The latest proposed revision of the International Engineering Alliance’s Benchmark for Graduate Attributes and Professional Competencies makes great strides towards addressing these concerns. In recognizing the need for engineers to situate their work within the UN Sustainable Development Goals, in emphasizing diversity and inclusion, and in acknowledging the disruptive potential of emerging future technologies, the revision goes a long way towards recognizing the role engineers can and need to play in addressing current global challenges.

But the framework falls short in that it fails to acknowledge the need for a fundamental shift in the engineering mindset: the need for engineers to reflect on and think critically about the role of engineering itself….

… To redress the issues with the framework, our group of Engineers Without Borders organizations and supporters urges that the following are vital in transforming engineers educated for the 20th century into engineers capable of positively addressing the complex issues of the 21st century:
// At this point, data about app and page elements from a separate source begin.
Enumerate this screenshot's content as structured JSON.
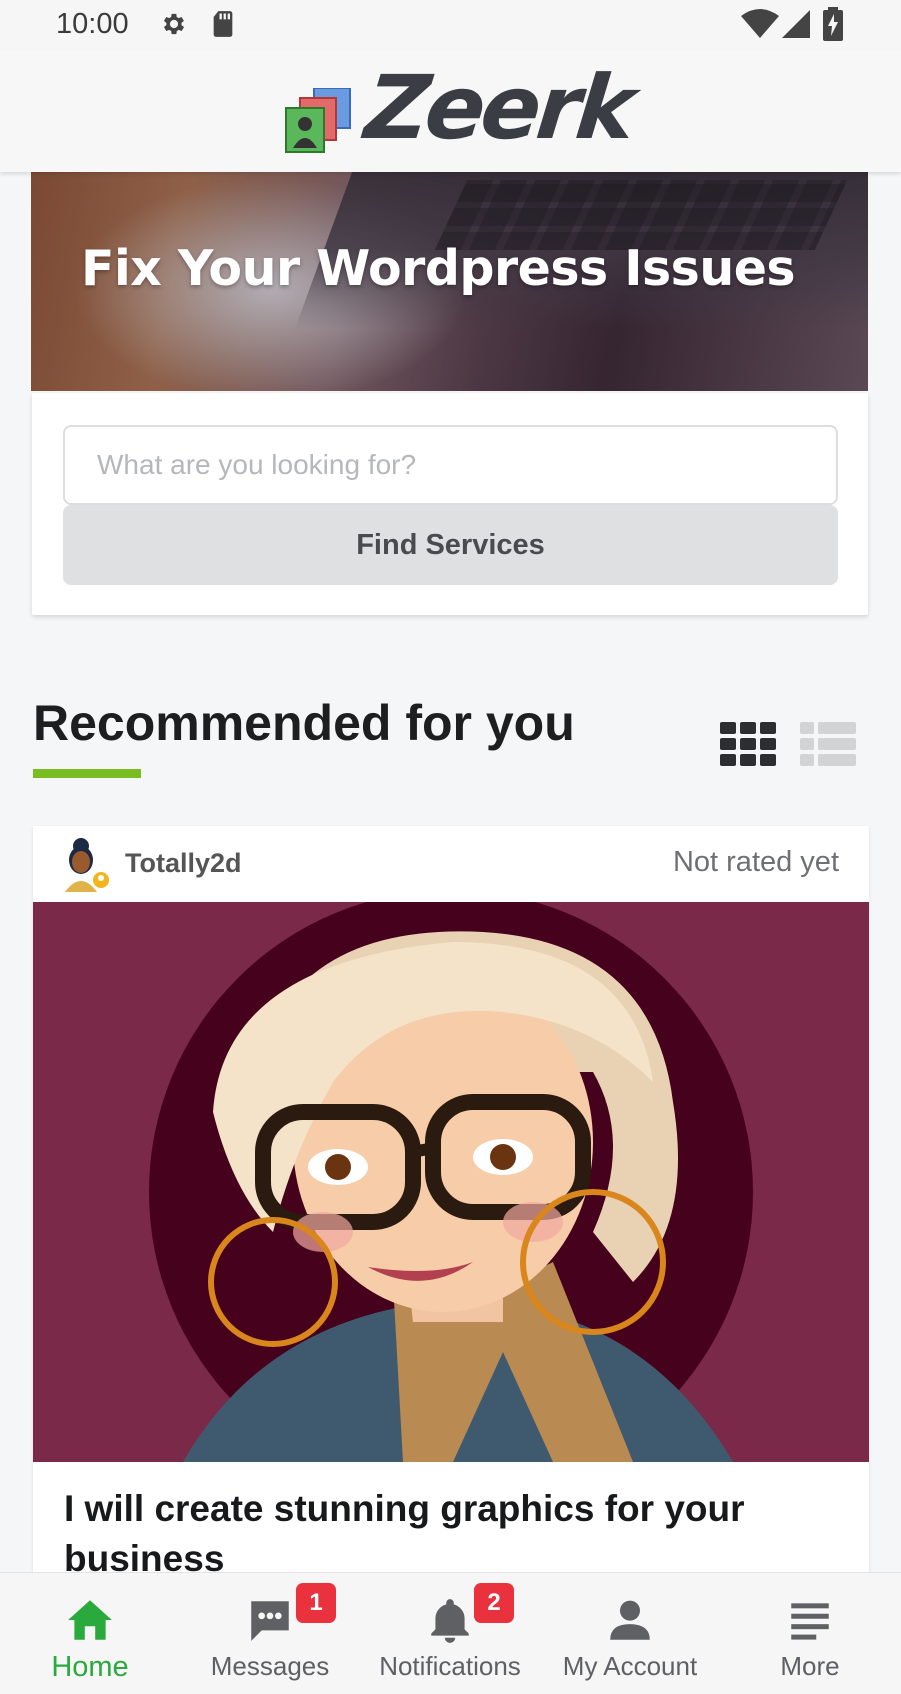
{
  "status_bar": {
    "time": "10:00",
    "icons": [
      "settings-gear-icon",
      "sd-card-icon",
      "wifi-icon",
      "cell-signal-icon",
      "battery-charging-icon"
    ]
  },
  "header": {
    "logo_text": "Zeerk"
  },
  "hero": {
    "title": "Fix Your Wordpress Issues"
  },
  "search": {
    "placeholder": "What are you looking for?",
    "value": "",
    "button_label": "Find Services"
  },
  "recommended": {
    "title": "Recommended for you",
    "view_modes": [
      "grid-view-icon",
      "list-view-icon"
    ],
    "active_view": "grid"
  },
  "listing": {
    "seller_name": "Totally2d",
    "rating_text": "Not rated yet",
    "title": "I will create stunning graphics for your business"
  },
  "bottom_nav": {
    "items": [
      {
        "label": "Home",
        "icon": "home-icon",
        "active": true
      },
      {
        "label": "Messages",
        "icon": "chat-icon",
        "badge": "1"
      },
      {
        "label": "Notifications",
        "icon": "bell-icon",
        "badge": "2"
      },
      {
        "label": "My Account",
        "icon": "person-icon"
      },
      {
        "label": "More",
        "icon": "menu-lines-icon"
      }
    ]
  },
  "colors": {
    "accent_green": "#78be20",
    "active_nav": "#2aa93d",
    "badge_red": "#e9323e",
    "card_image_bg": "#7a2948"
  }
}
  • Emphasis on critical thinking as a fundamental cornerstone of engineering competence; on critically analysing and critiquing the role of engineering, its relationship with humanity, and its impact on our past and potential futures.
  • Deeper comprehension of the ethical issues inherent in engineering due to the relationship between engineering, people and the planet, and greater focus on developing the skills necessary to navigate these complex issues.
  • Broader appreciation for the knowledge needed to make effective engineering judgements, including explicitly acknowledging the value of the social sciences in helping engineers understand the implications of their work.

Our group of Engineers Without Borders organizations is actively advancing these vital elements by helping students and professionals develop the skills to reflect on and think critically about engineering, and by building connections with social scientists, Indigenous leaders, and other groups with important insights on the relationship between engineering and society. We would welcome the opportunity to work more closely with the International Engineering Alliance and other groups to support this crucial shift to the engineering mindset.

We have no planet B and time is running out. To ensure engineering is beneficial for all, the engineering mindset must shift to include reflecting on and thinking critically about the role of engineering itself.

Follow this link to read the complete letter, and remember to always think critically about what you read by asking yourself questions and relating what you read to your own knowledge and experience.